Tesla's share price has fallen 18% since Monday's close, including a 9% drop during the aforementioned tech selloff. It's not quite clear why Tesla's zippy stock-price ascent has taken a hit—could be gravity, could be to do with Tesla's plan to sell up to $5 billion in shares. Fortune
More rumblings about the potential antitrust case apparently being readied against Google in the U.S. According to the New York Times, the Justice Department is weeks away from unveiling a case, against the objections of career lawyers who say more time is needed to build the case first. The paper's sources say Justice officials told lawyers involved in the Alphabet inquiry to wrap up their work by the end of the month. NYT
Japan's antitrust regulator is taking a look at Apple's App Store practices following the clash between Epic Games and the iPhone maker, over the app store's 30% revenue cut. Japanese gaming executives are also starting to talk openly about how they hope Epic, maker of the smash hit Fortnite, will win the fight. Fortune

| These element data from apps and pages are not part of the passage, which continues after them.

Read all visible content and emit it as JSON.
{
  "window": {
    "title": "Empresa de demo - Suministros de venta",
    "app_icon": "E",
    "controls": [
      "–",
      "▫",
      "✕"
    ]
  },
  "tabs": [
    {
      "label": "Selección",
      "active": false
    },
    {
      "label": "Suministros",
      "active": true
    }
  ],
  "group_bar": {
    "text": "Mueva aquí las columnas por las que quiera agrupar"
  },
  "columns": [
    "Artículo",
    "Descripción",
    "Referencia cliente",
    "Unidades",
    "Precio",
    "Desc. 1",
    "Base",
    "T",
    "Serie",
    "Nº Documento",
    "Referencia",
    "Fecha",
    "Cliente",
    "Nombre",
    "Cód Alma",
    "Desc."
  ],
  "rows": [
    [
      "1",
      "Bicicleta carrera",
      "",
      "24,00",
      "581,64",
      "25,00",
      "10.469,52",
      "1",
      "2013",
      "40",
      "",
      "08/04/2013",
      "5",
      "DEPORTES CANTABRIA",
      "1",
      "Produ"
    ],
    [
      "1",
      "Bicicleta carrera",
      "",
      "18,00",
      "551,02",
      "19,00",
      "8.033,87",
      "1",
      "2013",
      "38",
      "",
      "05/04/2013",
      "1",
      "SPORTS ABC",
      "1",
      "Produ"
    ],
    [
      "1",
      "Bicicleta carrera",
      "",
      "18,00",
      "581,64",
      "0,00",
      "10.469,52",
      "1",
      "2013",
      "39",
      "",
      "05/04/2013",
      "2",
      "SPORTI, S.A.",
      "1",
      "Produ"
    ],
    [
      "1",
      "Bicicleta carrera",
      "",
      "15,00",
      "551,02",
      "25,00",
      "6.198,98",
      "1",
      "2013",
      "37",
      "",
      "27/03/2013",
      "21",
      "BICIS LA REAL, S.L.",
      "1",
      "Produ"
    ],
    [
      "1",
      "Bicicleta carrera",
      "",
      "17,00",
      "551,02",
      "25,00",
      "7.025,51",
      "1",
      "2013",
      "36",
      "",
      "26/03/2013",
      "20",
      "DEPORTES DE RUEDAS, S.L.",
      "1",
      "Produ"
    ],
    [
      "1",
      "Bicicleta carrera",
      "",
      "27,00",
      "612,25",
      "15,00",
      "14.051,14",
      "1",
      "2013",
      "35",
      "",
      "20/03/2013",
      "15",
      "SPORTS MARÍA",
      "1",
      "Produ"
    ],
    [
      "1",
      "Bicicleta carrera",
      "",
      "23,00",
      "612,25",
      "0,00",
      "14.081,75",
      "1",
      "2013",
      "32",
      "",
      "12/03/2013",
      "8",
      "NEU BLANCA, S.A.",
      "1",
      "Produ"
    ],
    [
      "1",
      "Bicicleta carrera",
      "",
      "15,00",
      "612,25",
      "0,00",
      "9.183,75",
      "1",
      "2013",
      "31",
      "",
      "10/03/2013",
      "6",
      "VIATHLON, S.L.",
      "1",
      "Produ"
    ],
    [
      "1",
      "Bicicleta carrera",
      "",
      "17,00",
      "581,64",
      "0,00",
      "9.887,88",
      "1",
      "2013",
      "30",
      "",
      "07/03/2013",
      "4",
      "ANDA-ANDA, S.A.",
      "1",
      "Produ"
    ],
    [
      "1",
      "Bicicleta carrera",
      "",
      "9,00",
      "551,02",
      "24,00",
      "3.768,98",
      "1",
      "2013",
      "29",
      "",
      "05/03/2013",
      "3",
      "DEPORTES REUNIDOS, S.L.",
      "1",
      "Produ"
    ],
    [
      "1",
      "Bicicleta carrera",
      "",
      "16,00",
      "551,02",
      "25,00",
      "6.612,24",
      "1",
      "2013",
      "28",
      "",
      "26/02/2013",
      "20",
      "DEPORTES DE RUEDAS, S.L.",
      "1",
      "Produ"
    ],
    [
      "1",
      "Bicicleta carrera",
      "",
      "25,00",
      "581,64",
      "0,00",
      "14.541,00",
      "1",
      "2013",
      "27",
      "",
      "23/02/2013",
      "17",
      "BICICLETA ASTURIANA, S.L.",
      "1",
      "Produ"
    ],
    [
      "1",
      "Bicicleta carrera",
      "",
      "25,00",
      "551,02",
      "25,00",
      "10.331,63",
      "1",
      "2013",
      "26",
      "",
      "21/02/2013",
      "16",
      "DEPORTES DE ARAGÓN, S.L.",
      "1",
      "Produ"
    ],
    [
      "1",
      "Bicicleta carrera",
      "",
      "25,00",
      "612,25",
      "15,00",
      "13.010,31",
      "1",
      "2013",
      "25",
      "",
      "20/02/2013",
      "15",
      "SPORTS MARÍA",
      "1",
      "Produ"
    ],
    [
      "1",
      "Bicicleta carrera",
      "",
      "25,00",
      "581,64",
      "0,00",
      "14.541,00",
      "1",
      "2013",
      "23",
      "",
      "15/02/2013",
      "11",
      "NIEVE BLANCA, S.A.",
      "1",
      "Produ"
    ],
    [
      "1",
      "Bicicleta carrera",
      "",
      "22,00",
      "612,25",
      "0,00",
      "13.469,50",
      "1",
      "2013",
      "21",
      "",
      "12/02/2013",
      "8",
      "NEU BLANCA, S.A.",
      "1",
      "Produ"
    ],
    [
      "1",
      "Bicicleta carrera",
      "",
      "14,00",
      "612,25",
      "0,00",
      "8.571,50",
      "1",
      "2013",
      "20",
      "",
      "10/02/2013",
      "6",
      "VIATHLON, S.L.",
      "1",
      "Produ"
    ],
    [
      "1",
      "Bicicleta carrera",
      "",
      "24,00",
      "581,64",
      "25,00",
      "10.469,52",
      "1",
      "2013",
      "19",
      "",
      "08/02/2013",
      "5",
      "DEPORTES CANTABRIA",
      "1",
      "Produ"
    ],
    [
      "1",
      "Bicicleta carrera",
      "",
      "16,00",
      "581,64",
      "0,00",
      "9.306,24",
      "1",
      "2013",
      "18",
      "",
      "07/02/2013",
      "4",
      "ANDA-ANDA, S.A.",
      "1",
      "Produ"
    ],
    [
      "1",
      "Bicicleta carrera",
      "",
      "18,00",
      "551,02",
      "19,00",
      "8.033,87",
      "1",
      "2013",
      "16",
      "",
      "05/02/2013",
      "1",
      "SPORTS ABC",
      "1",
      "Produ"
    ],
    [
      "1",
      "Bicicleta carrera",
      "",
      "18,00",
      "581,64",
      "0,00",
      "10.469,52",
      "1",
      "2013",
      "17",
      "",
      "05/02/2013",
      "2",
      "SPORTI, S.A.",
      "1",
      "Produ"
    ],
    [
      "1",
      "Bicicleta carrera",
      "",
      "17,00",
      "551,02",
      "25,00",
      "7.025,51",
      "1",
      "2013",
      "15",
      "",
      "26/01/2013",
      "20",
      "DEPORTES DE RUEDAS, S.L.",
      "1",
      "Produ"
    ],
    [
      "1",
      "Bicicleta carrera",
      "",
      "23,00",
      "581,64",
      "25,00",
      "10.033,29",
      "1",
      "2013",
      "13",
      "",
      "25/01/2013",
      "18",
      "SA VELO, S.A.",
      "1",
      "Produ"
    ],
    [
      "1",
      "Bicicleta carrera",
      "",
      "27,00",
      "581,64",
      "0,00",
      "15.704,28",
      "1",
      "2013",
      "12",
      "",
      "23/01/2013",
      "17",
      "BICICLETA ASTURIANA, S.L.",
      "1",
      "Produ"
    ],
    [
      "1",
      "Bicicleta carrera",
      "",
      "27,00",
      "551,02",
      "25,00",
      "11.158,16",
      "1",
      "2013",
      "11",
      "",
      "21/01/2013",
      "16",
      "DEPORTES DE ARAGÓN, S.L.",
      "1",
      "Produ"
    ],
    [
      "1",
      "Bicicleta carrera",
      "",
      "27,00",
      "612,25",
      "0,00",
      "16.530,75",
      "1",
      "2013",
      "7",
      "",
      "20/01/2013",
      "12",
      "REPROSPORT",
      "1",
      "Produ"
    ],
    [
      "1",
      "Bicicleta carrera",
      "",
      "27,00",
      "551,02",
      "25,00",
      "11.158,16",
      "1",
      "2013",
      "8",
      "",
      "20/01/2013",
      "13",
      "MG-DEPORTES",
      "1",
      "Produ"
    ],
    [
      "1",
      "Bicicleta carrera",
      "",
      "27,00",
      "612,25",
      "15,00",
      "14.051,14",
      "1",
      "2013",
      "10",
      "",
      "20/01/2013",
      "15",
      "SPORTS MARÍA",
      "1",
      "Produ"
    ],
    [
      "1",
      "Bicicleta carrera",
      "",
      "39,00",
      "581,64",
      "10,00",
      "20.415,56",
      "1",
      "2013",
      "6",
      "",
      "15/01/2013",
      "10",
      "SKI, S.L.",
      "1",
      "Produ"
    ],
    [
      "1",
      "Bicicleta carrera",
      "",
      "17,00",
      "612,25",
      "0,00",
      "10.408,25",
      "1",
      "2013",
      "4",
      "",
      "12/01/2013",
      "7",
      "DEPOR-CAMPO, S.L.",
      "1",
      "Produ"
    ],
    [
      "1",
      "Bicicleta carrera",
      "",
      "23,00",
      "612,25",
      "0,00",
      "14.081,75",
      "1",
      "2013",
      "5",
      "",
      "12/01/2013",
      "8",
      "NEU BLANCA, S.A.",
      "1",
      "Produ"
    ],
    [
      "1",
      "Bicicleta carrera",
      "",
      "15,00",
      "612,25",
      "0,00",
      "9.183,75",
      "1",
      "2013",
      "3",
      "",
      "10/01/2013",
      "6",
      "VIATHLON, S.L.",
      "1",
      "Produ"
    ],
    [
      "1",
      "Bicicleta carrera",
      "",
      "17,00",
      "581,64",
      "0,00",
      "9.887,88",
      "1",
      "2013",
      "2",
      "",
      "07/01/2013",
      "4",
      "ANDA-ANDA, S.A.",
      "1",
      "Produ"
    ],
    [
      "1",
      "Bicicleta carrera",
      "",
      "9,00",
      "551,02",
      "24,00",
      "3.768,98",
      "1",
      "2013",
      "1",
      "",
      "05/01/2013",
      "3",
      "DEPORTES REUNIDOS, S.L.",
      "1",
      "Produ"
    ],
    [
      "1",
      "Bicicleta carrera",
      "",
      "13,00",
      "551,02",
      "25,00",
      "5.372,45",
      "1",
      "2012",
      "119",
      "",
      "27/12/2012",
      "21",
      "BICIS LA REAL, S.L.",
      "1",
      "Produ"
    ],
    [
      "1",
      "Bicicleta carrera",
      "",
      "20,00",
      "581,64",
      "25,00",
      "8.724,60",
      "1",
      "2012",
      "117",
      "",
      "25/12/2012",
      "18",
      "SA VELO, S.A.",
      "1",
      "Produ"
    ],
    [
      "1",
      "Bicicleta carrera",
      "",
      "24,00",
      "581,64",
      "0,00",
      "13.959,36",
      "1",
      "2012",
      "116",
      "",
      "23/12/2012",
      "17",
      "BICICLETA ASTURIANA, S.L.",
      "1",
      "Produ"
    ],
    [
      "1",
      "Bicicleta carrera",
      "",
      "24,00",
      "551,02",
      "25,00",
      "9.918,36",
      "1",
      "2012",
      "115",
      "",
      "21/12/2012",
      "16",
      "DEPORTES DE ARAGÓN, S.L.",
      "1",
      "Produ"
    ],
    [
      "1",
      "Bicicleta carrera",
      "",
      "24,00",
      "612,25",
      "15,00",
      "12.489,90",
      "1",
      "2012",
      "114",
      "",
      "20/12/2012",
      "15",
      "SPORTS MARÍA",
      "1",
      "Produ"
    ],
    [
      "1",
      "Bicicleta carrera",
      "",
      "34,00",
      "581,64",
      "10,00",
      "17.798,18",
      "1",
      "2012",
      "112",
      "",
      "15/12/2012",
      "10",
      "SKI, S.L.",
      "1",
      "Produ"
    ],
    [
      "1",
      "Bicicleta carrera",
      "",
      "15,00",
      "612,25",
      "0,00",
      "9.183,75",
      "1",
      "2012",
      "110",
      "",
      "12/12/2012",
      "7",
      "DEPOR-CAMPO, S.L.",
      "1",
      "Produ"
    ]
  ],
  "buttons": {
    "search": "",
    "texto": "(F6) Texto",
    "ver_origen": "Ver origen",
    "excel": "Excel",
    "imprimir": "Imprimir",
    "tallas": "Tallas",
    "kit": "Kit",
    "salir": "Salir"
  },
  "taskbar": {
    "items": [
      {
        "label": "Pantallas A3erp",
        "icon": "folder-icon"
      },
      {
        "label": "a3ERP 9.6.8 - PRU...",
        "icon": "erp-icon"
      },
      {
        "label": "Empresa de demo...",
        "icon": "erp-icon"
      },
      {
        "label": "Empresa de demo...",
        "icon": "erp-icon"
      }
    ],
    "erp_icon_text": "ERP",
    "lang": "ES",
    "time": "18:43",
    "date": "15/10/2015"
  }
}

AROUND THE WATER COOLER
Trump and soldiers
President Trump has strongly denied multiple reports saying he called veterans and dead or missing soldiers "losers". The initial report, from the Atlantic, specifically referred to Trump's cancellation of a visit to the Aisne-Marne American Cemetery near Paris in 2018, claiming he didn't want his hair to become disheveled in the rain, and that he said the American marines buried there were "suckers" and "losers". Trump called the reports a "disgraceful attempt to influence the 2020 election." Politico
The phone surveillance program exposed by former NSA contractor Edward Snowden as the first of his 2013 revelations was in fact unlawful and possibly unconstitutional, the U.S. Court of Appeals for the Ninth Circuit ruled yesterday. Snowden: "I never imagined that I would live to see our courts condemn the NSA’s activities as unlawful and in the same ruling credit me for exposing them." Guardian
After the demolition of the U.S.-EU Privacy Shield by the EU's top court in July—largely due to Snowden's other surveillance revelations—there will be "no quick fix" for a replacement, the EU's justice commissioner warned Thursday. Didier Reynders also told members of the European Parliament that the European Commission wants to "modernize" the standard contractual clauses that many companies use for transatlantic data transfers, again due to the same ruling. Euractiv
The U.S.'s newly-expanded eviction moratorium kicks in today, and Fortune's Aric Jenkins is on hand to explain what's happening: who's eligible, what it means for landlords, and when that rent will be due. Fortune
This edition of CEO Daily was edited by David Meyer.